[EXERCISE DETAILS]
Copy each line of the data below, character for character.

[Dataset rows describing interfaces]
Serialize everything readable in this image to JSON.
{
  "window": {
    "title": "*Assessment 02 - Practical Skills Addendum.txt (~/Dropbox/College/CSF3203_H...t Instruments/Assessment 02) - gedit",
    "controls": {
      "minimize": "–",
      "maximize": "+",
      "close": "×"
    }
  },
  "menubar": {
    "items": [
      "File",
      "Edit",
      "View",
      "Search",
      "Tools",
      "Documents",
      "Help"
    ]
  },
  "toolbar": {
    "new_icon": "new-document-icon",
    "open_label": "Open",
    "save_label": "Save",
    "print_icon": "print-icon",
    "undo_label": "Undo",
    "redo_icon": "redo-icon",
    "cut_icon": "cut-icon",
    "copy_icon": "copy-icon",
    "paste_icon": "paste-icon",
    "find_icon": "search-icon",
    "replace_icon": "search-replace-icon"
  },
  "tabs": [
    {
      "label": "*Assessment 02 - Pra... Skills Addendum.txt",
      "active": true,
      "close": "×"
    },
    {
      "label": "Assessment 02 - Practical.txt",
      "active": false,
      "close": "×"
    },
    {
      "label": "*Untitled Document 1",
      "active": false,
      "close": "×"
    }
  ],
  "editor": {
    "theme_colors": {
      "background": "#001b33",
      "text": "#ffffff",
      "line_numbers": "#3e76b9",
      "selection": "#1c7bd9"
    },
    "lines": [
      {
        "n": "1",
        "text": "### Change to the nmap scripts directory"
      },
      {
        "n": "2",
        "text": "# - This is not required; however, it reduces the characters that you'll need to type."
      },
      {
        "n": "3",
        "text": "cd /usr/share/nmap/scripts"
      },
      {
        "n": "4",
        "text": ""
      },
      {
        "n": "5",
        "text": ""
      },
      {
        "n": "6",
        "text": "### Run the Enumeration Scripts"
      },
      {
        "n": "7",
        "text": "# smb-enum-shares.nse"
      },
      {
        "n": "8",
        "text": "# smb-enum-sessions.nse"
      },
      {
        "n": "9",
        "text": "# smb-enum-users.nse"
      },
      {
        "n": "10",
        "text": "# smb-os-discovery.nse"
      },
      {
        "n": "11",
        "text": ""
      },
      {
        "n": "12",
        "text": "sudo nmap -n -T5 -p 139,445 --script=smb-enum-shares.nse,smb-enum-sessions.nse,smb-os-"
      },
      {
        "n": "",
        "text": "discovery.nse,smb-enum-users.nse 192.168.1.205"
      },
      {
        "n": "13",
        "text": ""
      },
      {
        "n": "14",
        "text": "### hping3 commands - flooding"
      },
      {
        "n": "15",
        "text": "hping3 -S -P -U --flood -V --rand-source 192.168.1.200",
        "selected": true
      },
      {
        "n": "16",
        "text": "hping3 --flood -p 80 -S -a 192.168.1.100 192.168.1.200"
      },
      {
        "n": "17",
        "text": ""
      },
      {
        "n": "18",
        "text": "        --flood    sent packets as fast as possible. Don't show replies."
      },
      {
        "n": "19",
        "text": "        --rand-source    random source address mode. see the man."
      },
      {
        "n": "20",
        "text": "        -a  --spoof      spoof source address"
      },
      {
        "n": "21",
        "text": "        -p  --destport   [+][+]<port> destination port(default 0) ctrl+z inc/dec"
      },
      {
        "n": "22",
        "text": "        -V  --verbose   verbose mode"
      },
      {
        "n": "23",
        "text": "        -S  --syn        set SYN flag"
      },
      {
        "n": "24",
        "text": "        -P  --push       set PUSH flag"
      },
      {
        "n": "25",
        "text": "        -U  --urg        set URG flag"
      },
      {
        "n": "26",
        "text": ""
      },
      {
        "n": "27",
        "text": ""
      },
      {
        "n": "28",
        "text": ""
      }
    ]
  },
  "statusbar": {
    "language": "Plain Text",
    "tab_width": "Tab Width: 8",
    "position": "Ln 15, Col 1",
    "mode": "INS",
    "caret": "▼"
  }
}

[RESPONSE TO THE TASK]
Serialize everything readable in this image to JSON.
{
  "window": {
    "title": "*Assessment 02 - Practical Skills Addendum.txt (~/Dropbox/College/CSF3203_H...t Instruments/Assessment 02) - gedit",
    "controls": {
      "minimize": "–",
      "maximize": "+",
      "close": "×"
    }
  },
  "menubar": {
    "items": [
      "File",
      "Edit",
      "View",
      "Search",
      "Tools",
      "Documents",
      "Help"
    ]
  },
  "toolbar": {
    "new_icon": "new-document-icon",
    "open_label": "Open",
    "save_label": "Save",
    "print_icon": "print-icon",
    "undo_label": "Undo",
    "redo_icon": "redo-icon",
    "cut_icon": "cut-icon",
    "copy_icon": "copy-icon",
    "paste_icon": "paste-icon",
    "find_icon": "search-icon",
    "replace_icon": "search-replace-icon"
  },
  "tabs": [
    {
      "label": "*Assessment 02 - Pra... Skills Addendum.txt",
      "active": true,
      "close": "×"
    },
    {
      "label": "Assessment 02 - Practical.txt",
      "active": false,
      "close": "×"
    },
    {
      "label": "*Untitled Document 1",
      "active": false,
      "close": "×"
    }
  ],
  "editor": {
    "theme_colors": {
      "background": "#001b33",
      "text": "#ffffff",
      "line_numbers": "#3e76b9",
      "selection": "#1c7bd9"
    },
    "lines": [
      {
        "n": "1",
        "text": "### Change to the nmap scripts directory"
      },
      {
        "n": "2",
        "text": "# - This is not required; however, it reduces the characters that you'll need to type."
      },
      {
        "n": "3",
        "text": "cd /usr/share/nmap/scripts"
      },
      {
        "n": "4",
        "text": ""
      },
      {
        "n": "5",
        "text": ""
      },
      {
        "n": "6",
        "text": "### Run the Enumeration Scripts"
      },
      {
        "n": "7",
        "text": "# smb-enum-shares.nse"
      },
      {
        "n": "8",
        "text": "# smb-enum-sessions.nse"
      },
      {
        "n": "9",
        "text": "# smb-enum-users.nse"
      },
      {
        "n": "10",
        "text": "# smb-os-discovery.nse"
      },
      {
        "n": "11",
        "text": ""
      },
      {
        "n": "12",
        "text": "sudo nmap -n -T5 -p 139,445 --script=smb-enum-shares.nse,smb-enum-sessions.nse,smb-os-"
      },
      {
        "n": "",
        "text": "discovery.nse,smb-enum-users.nse 192.168.1.205"
      },
      {
        "n": "13",
        "text": ""
      },
      {
        "n": "14",
        "text": "### hping3 commands - flooding"
      },
      {
        "n": "15",
        "text": "hping3 -S -P -U --flood -V --rand-source 192.168.1.200",
        "selected": true
      },
      {
        "n": "16",
        "text": "hping3 --flood -p 80 -S -a 192.168.1.100 192.168.1.200"
      },
      {
        "n": "17",
        "text": ""
      },
      {
        "n": "18",
        "text": "        --flood    sent packets as fast as possible. Don't show replies."
      },
      {
        "n": "19",
        "text": "        --rand-source    random source address mode. see the man."
      },
      {
        "n": "20",
        "text": "        -a  --spoof      spoof source address"
      },
      {
        "n": "21",
        "text": "        -p  --destport   [+][+]<port> destination port(default 0) ctrl+z inc/dec"
      },
      {
        "n": "22",
        "text": "        -V  --verbose   verbose mode"
      },
      {
        "n": "23",
        "text": "        -S  --syn        set SYN flag"
      },
      {
        "n": "24",
        "text": "        -P  --push       set PUSH flag"
      },
      {
        "n": "25",
        "text": "        -U  --urg        set URG flag"
      },
      {
        "n": "26",
        "text": ""
      },
      {
        "n": "27",
        "text": ""
      },
      {
        "n": "28",
        "text": ""
      }
    ]
  },
  "statusbar": {
    "language": "Plain Text",
    "tab_width": "Tab Width: 8",
    "position": "Ln 15, Col 1",
    "mode": "INS",
    "caret": "▼"
  }
}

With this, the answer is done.